Standard 2 of the standards for teachers includes ‘know the content and how to teach it’, so a deep understanding of the purpose and methods of the teaching of the Victorian arts curriculum is essential to the role of teaching in secondary schools. The Victorian arts curriculum is divided into 6 disciplines, including media arts.
Within the media arts discipline there are four strands:
- Explore and represent ideas
- Media arts practices
- Present and perform
- Respond and interpret (VCAA, 2021)
These apply to all year levels of secondary schooling from year 7 to 10.
There is some cross over between the arts methods, with media arts including aspects of visual art and design. The aim is to explore and represent ideas, to challenge and interrogate those, including all media representations. The practice of creating media arts products is also an important aspect, where students are developing key media skills across a broad range of hardware and software, including cameras, animation software, lighting, editing and publishing. The practice of creating deepens the understanding of the representation of ideas through experiential learning and has a double effect of enhancing insights into how those ideas are represented.
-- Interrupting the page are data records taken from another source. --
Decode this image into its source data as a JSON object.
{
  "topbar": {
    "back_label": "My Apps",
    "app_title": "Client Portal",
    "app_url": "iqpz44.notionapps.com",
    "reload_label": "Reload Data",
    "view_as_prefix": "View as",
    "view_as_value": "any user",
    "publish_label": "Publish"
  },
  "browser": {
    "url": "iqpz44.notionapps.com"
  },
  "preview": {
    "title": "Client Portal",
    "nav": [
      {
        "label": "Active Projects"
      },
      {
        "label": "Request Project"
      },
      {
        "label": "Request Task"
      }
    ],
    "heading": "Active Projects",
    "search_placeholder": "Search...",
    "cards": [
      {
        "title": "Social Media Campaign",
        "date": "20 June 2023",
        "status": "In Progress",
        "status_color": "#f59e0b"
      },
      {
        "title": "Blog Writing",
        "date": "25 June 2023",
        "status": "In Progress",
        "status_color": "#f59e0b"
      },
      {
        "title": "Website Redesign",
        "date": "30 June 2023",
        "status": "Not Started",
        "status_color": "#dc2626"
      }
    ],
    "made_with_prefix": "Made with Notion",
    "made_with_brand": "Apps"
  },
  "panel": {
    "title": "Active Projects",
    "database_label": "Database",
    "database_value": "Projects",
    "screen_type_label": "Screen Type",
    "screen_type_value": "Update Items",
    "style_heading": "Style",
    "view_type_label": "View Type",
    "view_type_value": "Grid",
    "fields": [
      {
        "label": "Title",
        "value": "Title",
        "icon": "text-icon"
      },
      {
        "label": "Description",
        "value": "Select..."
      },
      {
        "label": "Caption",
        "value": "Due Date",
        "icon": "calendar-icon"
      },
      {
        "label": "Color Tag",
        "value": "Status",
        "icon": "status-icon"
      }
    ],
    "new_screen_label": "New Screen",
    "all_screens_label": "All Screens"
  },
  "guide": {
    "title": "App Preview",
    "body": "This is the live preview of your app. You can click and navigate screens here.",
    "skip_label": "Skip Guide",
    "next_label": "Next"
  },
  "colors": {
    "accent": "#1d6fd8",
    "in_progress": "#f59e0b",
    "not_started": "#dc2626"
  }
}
The present and perform aspects of media are crucial where all of us are now creators and publishers of content. How and where our media art is delivered to the audience and who this audience is, is an important aspect of the development of skills and the media practitioner. These feed into the four strands of media, particularly the respond and interpret category. The experience of presenting and performing is key in building empathy to respond to the intentions of the media, and interpret their intended, or even unintended commentary.
The 5 key areas of media that students are intended to develop both knowledge and understanding of are:
– the media languages used to tell stories
– the technologies which are essential for producing, accessing and distributing media
– the various institutions that enable and constrain media production and use
– the audiences for whom media arts products are made and who respond as consumers, citizens and creative individuals
– the constructed representations of the world, which rely on shared and disputed social values and beliefs.
The resources on this website are targeted at secondary school from year 7, students are intended to be building on their understanding of media progressively at each level. Media arts is a subject that investigates more hybrid technologies, these include but aren’t limited to movies, television, text, games, mass media including news, newspapers and the practice of creating the media products as well. It draws from a range of cultures, and considers the local, global, social and cultural context of the works to develop a sophisticated understanding of the role that the media arts has in the world. Students gain an understanding of their own identity and themselves as artists and audience and how to navigate a mediated world.